| Task objective |
Filter these entries so that only lines with the word "Lung" remain.

- - - - -

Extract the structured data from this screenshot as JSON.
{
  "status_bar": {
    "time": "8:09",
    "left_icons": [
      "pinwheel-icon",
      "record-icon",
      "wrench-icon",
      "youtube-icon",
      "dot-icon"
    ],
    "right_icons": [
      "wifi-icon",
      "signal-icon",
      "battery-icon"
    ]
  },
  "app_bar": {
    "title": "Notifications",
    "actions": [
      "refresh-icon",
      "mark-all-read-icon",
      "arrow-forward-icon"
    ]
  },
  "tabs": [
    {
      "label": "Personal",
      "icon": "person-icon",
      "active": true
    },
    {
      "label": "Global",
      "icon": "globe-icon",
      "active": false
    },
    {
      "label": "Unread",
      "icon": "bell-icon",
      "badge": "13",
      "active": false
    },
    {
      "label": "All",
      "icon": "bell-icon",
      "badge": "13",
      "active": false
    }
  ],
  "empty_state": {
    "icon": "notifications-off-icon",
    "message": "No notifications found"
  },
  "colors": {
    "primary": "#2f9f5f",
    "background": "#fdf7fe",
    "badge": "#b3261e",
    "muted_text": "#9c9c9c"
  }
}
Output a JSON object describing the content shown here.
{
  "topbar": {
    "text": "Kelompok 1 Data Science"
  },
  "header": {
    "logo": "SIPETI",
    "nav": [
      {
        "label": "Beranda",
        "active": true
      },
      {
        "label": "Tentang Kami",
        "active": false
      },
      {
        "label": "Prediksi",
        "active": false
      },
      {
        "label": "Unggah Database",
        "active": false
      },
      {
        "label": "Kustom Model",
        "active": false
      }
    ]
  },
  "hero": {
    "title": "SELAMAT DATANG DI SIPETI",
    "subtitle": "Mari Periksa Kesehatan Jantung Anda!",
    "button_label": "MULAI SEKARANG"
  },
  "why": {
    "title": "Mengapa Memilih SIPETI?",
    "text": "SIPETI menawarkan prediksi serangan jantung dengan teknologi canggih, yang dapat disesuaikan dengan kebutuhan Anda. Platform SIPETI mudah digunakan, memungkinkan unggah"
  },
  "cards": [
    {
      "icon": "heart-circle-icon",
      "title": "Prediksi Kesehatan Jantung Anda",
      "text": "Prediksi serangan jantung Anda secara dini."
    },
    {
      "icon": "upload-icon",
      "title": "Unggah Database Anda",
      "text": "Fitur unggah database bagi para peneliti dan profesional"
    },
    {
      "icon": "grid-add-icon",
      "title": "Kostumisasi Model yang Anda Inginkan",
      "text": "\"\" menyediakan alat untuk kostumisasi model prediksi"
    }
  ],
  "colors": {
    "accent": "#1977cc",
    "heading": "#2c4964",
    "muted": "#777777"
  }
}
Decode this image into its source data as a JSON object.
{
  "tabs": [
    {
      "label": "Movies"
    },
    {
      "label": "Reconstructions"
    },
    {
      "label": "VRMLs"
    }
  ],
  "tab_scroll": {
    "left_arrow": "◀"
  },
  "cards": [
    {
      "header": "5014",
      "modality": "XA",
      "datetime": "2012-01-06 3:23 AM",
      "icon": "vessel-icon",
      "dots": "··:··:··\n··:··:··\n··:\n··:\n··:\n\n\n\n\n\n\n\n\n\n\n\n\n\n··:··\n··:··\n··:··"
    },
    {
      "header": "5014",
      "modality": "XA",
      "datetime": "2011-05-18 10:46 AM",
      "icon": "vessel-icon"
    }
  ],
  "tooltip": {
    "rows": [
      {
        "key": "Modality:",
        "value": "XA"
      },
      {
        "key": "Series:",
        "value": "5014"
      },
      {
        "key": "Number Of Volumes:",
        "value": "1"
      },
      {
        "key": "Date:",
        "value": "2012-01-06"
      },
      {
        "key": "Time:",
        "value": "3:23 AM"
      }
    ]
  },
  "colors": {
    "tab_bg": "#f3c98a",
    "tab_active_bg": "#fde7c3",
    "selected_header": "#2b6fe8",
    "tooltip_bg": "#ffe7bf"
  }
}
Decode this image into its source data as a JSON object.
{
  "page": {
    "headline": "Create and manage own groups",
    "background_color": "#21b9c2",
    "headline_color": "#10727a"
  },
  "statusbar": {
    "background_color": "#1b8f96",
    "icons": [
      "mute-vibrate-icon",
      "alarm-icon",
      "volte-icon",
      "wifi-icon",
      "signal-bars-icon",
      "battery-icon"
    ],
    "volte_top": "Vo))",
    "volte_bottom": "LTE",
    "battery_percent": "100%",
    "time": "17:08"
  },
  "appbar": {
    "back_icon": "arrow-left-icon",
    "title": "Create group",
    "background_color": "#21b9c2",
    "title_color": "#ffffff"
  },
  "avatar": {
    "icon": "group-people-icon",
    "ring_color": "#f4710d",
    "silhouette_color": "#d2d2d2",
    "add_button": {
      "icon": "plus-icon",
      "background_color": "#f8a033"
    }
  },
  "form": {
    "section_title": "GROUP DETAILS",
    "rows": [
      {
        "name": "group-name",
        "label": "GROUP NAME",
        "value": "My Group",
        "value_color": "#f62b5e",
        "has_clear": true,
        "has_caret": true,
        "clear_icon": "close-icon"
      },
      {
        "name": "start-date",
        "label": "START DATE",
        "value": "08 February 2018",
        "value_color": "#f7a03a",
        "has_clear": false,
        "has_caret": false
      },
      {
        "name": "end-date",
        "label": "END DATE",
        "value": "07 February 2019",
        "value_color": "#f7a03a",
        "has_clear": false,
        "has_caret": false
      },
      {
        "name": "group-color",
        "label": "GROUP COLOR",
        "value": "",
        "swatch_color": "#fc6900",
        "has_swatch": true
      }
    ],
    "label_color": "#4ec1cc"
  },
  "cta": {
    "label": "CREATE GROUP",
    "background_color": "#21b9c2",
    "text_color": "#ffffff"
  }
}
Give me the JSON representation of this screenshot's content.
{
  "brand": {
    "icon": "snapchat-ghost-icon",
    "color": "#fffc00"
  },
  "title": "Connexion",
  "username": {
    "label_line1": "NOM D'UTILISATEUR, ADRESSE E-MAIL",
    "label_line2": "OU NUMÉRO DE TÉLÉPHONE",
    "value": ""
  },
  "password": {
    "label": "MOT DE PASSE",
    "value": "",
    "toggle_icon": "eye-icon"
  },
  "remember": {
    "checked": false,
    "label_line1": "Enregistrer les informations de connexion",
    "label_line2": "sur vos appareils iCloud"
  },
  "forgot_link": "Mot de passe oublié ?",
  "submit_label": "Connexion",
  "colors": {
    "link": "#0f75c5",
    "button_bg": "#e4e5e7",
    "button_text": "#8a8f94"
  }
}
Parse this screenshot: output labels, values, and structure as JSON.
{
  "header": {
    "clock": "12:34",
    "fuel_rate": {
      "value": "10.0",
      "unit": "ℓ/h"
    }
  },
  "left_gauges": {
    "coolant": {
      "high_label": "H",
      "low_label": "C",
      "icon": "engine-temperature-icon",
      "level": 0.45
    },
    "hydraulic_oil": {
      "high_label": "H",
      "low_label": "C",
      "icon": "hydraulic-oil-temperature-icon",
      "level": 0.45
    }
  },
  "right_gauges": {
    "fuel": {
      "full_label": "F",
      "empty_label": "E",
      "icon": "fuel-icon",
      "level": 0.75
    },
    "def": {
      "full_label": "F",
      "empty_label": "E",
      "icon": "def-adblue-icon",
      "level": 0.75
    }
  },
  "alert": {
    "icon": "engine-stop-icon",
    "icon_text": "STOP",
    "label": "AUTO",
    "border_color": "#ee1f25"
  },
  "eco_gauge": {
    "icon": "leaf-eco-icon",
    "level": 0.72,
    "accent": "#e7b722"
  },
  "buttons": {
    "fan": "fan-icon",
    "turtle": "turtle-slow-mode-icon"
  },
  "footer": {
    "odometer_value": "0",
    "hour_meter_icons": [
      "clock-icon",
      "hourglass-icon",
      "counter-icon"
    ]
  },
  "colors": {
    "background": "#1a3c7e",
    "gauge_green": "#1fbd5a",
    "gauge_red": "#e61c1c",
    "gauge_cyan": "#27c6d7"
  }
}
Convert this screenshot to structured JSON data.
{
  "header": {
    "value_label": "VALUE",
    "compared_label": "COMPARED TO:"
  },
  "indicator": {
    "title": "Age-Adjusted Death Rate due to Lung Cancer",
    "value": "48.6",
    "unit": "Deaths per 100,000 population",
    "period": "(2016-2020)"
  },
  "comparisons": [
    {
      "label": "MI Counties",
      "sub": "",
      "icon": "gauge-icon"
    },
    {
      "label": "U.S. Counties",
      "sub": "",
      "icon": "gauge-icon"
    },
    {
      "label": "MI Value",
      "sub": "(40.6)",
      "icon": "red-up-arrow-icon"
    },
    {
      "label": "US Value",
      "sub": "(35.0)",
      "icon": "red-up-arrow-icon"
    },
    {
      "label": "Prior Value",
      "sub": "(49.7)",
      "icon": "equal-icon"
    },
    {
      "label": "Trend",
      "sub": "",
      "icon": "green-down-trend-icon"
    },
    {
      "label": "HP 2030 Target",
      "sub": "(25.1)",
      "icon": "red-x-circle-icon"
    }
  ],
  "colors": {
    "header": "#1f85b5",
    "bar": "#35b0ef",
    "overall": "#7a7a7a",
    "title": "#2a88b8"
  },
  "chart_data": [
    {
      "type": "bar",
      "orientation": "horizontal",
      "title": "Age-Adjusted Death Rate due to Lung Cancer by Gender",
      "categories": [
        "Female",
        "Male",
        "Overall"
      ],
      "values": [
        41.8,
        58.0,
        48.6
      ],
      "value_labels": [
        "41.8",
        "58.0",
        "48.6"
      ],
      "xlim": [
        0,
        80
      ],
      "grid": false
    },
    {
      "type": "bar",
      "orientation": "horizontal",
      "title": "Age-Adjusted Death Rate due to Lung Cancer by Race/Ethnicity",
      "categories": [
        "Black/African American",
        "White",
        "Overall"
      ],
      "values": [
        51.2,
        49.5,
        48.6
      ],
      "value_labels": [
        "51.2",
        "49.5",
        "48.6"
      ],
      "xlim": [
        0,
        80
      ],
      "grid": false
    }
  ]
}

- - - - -

| Solution to the exercise |
    "title": "Age-Adjusted Death Rate due to Lung Cancer",
      "title": "Age-Adjusted Death Rate due to Lung Cancer by Gender",
      "title": "Age-Adjusted Death Rate due to Lung Cancer by Race/Ethnicity",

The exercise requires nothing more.